I get a lot of people asking me about reloading handgun ammunition, so I thought I would try and answer some of the most frequent questions. Reloading isn’t for everyone. If you only shoot a couple hundred rounds a year, it probably isn’t worth it. You will need a dedicated area to work and store your supplies, not accessibly to children, if you have them.
Is it hard to do?
As with most things, there is a learning curve, but is not difficult at all. Get the required manuals, pay attention, and you will have it down in no time at all.
How much will it cost me to get started?
You will need a press, dies, powder, primers, scales, and caliper to get started.An entry level press can be had for as little as 35 dollars. Dies run 40-50 dollars per caliber. Scales start at 30-40 dollars and a caliper probably 20 dollars.Powder runs about 25 dollars a pound, and primers 4-5 dollars per 100.

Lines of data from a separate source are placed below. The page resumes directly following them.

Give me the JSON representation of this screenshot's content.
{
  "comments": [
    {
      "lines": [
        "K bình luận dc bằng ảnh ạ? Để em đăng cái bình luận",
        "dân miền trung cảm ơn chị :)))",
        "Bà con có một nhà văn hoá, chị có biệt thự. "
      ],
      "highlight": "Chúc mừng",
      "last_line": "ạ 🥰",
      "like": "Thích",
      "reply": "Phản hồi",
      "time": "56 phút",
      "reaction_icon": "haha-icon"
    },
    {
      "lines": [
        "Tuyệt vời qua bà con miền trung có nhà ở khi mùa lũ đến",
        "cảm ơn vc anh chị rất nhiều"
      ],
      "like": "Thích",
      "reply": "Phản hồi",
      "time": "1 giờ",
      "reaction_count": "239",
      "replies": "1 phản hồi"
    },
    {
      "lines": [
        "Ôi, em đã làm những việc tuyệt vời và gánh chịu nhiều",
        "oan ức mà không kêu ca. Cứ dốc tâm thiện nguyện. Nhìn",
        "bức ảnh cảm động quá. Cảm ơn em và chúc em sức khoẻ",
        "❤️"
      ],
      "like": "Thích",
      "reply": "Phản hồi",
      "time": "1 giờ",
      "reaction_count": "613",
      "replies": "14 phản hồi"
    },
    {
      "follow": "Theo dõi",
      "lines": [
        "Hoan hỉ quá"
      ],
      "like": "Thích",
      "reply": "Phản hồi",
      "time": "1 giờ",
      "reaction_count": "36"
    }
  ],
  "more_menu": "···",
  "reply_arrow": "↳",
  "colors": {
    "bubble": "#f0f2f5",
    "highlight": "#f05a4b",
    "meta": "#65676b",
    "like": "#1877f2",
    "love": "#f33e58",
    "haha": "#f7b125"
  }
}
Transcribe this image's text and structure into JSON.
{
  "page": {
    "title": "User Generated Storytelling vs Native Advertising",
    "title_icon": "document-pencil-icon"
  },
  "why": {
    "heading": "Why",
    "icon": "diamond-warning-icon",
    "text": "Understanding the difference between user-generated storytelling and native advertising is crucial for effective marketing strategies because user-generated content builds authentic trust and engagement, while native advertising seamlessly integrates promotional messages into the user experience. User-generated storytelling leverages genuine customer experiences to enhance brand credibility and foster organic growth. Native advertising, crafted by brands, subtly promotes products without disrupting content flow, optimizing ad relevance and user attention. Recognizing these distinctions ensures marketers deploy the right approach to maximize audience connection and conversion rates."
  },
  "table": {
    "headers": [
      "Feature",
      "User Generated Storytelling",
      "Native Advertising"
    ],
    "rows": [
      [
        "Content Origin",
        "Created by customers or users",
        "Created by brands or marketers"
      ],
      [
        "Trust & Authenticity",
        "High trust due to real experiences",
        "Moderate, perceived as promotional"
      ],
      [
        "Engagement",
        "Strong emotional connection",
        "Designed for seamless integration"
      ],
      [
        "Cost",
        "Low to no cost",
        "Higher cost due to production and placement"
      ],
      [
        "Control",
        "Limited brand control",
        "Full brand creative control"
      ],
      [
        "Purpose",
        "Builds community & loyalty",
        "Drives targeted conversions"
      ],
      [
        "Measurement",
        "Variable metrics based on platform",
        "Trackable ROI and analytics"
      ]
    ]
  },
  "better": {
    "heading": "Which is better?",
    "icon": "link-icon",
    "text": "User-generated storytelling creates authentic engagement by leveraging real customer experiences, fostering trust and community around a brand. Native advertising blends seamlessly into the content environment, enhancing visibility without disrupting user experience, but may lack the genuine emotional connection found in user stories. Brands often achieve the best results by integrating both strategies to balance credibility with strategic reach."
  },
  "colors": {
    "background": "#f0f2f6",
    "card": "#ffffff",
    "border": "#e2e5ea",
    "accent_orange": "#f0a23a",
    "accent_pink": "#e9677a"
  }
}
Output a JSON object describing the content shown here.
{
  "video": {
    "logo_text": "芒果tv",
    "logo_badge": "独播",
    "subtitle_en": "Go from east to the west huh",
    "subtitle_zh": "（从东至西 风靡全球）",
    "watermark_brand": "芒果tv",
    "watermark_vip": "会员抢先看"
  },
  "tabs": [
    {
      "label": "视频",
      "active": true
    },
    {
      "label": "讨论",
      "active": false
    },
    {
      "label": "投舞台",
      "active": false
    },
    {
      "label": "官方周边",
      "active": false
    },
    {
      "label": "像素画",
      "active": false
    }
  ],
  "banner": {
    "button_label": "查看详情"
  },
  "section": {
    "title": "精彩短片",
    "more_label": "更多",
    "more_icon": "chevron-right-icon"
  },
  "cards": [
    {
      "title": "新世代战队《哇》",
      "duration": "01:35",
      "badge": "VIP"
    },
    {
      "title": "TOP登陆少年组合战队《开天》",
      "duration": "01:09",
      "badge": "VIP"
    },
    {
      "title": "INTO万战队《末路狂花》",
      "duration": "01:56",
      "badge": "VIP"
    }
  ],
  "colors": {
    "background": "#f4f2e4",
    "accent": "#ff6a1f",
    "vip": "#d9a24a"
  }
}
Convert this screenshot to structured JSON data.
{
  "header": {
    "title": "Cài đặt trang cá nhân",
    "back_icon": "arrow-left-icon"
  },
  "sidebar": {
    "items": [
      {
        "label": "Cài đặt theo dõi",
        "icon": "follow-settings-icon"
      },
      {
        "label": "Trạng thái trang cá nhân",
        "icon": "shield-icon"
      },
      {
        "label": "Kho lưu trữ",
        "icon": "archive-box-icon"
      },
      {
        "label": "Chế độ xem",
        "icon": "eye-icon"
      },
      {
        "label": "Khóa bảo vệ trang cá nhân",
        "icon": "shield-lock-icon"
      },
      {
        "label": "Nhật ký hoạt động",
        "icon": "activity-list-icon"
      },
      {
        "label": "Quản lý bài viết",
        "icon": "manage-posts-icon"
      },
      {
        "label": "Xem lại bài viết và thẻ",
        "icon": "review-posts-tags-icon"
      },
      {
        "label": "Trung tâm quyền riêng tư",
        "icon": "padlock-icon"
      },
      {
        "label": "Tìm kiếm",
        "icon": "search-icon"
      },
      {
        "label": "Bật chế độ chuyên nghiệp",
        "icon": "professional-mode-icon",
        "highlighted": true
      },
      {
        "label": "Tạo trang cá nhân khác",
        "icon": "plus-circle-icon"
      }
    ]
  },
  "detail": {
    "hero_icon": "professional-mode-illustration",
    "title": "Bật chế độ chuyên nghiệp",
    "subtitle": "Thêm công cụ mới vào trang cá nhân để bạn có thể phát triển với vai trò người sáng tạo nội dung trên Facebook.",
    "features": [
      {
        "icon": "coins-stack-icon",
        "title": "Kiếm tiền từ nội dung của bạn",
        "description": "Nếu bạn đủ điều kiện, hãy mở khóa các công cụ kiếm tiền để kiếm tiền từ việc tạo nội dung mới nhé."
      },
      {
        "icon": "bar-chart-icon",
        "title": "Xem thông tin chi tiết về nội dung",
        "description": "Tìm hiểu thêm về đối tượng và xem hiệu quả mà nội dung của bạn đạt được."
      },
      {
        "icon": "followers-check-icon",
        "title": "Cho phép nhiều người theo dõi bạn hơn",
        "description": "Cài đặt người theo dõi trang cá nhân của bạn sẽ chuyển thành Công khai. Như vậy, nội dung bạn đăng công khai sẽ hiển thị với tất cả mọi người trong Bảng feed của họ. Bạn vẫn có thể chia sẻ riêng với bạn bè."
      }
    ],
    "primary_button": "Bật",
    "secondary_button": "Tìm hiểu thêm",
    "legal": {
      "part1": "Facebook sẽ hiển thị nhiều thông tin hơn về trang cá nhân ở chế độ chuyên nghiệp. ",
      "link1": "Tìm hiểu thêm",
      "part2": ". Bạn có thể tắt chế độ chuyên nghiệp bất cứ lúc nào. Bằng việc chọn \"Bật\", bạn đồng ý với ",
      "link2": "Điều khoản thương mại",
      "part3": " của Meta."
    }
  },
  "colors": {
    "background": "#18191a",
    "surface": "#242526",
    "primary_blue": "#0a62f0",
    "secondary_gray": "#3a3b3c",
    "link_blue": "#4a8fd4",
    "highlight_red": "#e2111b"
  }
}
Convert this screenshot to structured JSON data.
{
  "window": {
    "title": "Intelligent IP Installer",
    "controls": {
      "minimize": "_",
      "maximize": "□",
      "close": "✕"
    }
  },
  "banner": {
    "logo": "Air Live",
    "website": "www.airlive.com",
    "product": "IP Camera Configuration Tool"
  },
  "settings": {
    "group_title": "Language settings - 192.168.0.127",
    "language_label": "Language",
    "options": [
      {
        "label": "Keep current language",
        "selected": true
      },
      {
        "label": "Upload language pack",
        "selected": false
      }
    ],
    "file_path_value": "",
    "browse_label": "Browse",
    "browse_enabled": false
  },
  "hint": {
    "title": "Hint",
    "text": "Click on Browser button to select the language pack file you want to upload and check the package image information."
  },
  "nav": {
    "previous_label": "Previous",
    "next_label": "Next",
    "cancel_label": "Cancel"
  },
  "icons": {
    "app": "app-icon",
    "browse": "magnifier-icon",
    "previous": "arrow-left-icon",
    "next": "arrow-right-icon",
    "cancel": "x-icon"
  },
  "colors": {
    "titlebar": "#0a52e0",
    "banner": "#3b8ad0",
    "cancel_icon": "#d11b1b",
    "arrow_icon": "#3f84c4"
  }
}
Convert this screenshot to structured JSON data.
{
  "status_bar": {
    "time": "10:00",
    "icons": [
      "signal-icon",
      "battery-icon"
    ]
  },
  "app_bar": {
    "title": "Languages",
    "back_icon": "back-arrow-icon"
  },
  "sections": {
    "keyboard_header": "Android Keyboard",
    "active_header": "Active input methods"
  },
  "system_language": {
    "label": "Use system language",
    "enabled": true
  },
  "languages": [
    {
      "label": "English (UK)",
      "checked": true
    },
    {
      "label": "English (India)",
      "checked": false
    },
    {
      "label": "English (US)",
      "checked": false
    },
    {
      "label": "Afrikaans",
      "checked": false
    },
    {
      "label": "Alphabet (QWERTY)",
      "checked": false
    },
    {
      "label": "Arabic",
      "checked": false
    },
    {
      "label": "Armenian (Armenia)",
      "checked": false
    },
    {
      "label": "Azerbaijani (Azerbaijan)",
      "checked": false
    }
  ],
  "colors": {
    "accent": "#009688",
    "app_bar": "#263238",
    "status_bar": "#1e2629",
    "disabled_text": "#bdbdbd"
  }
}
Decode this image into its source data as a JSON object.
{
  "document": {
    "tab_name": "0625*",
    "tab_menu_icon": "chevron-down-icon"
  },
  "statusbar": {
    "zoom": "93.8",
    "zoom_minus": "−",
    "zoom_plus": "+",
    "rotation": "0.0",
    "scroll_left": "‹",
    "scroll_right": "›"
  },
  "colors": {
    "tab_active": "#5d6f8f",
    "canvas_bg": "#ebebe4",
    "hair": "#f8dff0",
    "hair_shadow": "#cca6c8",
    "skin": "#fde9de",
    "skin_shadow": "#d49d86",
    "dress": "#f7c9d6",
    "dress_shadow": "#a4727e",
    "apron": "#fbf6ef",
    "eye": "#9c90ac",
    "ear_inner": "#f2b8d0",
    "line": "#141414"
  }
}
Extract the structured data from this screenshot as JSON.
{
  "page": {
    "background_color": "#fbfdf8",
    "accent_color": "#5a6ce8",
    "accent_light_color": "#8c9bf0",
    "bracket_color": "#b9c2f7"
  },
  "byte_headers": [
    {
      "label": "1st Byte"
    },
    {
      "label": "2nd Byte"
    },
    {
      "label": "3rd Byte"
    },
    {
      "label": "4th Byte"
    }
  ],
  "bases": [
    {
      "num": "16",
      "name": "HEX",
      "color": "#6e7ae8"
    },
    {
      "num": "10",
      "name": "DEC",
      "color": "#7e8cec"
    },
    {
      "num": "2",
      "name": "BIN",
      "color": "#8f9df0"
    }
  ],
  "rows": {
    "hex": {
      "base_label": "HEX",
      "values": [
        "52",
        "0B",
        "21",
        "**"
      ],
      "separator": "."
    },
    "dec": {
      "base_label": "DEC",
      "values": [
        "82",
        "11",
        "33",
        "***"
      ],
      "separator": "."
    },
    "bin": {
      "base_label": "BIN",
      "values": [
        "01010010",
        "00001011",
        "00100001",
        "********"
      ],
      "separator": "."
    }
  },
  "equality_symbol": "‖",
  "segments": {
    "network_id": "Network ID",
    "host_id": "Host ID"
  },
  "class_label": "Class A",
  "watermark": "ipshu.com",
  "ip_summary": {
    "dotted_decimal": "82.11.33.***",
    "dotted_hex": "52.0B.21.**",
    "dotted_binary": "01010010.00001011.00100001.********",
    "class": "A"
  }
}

I didn’t include brass, because it is reusable for a fairly long time, and is available ( used ) usually 30- 40 dollars per 1000
You should be able to get started for under 200 dollars. If you decide to continue, I would strongly suggest a chronograph. About 100 dollars.
How much will I save?
With premium ammo costing close to a dollar a round, and cheap target ammo running15-20 dollars for a box of fifty, you can save quite a bit.
For example, loading premium 155 XTP ammo for a .40 S&W
- Bullets- 20 dollars per 100
- Primers 4 dollars
- Powder 2 dollars
So we can load 100 premium bullets for 26 dollars a hundred, just over what you would pay for 20 factory rounds. Loading practice ammo is even cheaper. Most of my practice ammo for the .40,.38, and 9mm runs 10 to 12 dollars per 100. You will realize the biggest saving if you buy the components, especially bullets, in bulk.
Is it reliable?
Cheryl and I shoot close to 20,000 rounds a year. All of it our reloads, except for a few hundred a year of factory ammo for testing purposes. We have had more failures with factory ammo than we have our reloads.
Is it safe?
Much like anything to do with firearms, it is exactly as safe as you make it. Can you blow your gun up? Sure, but if you pay attention, and follow published load data, it is no more likely than with factory ammo.